If you’re in the middle of switching from one internet provider to another, you’ll want to double-check whether you are currently under a service agreement and what the terms are. If you bail before the contract is up, it could cost you a lot of money in early termination fees (ETFs)—often ranging from $10 to $15 for each month you have left on your contract.
Don’t plan on getting out of paying these fees, either. Most providers are pretty strict on enforcing them—if you don’t pay, the unpaid fees could go to collections and harm your credit score.
In addition to shelling out these termination fees, you’ll also be responsible for returning your old equipment, like modems and wireless routers. This is usually a simple matter of taking them to a designated drop-off point, but each provider has different instructions.
7. Choose your internet provider.
Now it’s time for the exciting part.

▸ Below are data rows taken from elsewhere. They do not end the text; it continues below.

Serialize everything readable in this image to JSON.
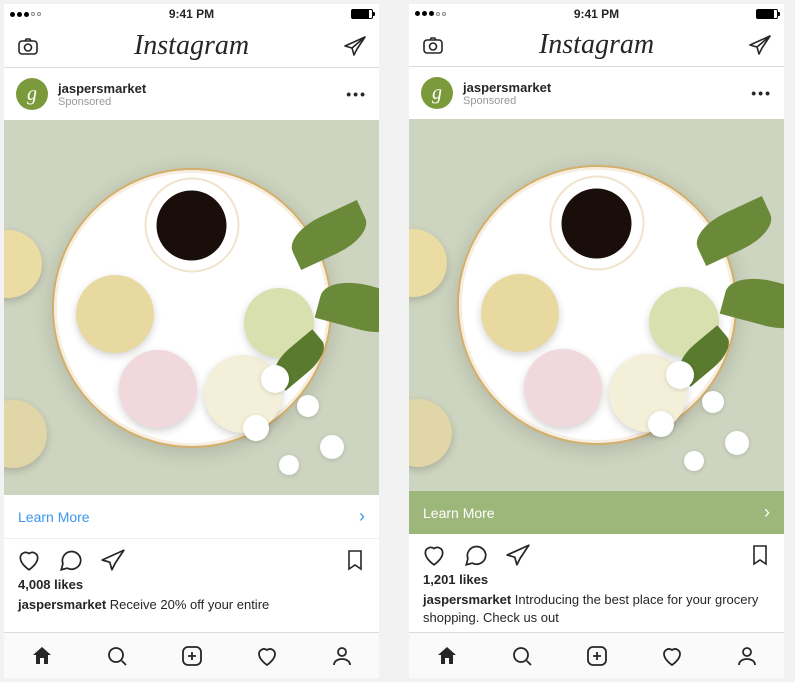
{
  "status_bar": {
    "time": "9:41 PM"
  },
  "app": {
    "name": "Instagram"
  },
  "icons": {
    "camera": "camera-icon",
    "direct": "direct-icon",
    "more": "•••",
    "heart": "heart-icon",
    "comment": "comment-icon",
    "share": "share-icon",
    "bookmark": "bookmark-icon",
    "home": "home-icon",
    "search": "search-icon",
    "add": "add-icon",
    "activity": "activity-icon",
    "profile": "profile-icon"
  },
  "phones": [
    {
      "username": "jaspersmarket",
      "sponsored_label": "Sponsored",
      "cta_label": "Learn More",
      "cta_style": "blue",
      "likes_text": "4,008 likes",
      "caption_user": "jaspersmarket",
      "caption_text": "Receive 20% off your entire"
    },
    {
      "username": "jaspersmarket",
      "sponsored_label": "Sponsored",
      "cta_label": "Learn More",
      "cta_style": "green",
      "likes_text": "1,201 likes",
      "caption_user": "jaspersmarket",
      "caption_text": "Introducing the best place for your grocery shopping. Check us out"
    }
  ]
}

Once you know how much speed you need and which providers offer service in your area, you can make an informed decision that you’ll be happy with.
You’ve done your research, and we’ve got your back every step of the way. Go ahead, enjoy your new internet.
Author - Dave Schafer
Dave has written professionally for tech companies and consumer technology sites for nearly five years, with a special focus on TV and internet. He uses his industry expertise to help readers at HighSpeedInternet.com get the most out of their services. No matter the project, he prefers his coffee black (the stronger, the better).
Editor - Cara Haynes
Cara Haynes has been editing and writing in the digital space for seven years, and she's edited all things internet for HighSpeedInternet.com for five years. She graduated with a BA in English and a minor in editing from Brigham Young University. When she's not editing, she makes tech accessible through her freelance writing for brands like Pluralsight. She believes no one should feel lost in internet land and that a good internet connection significantly extends your life span.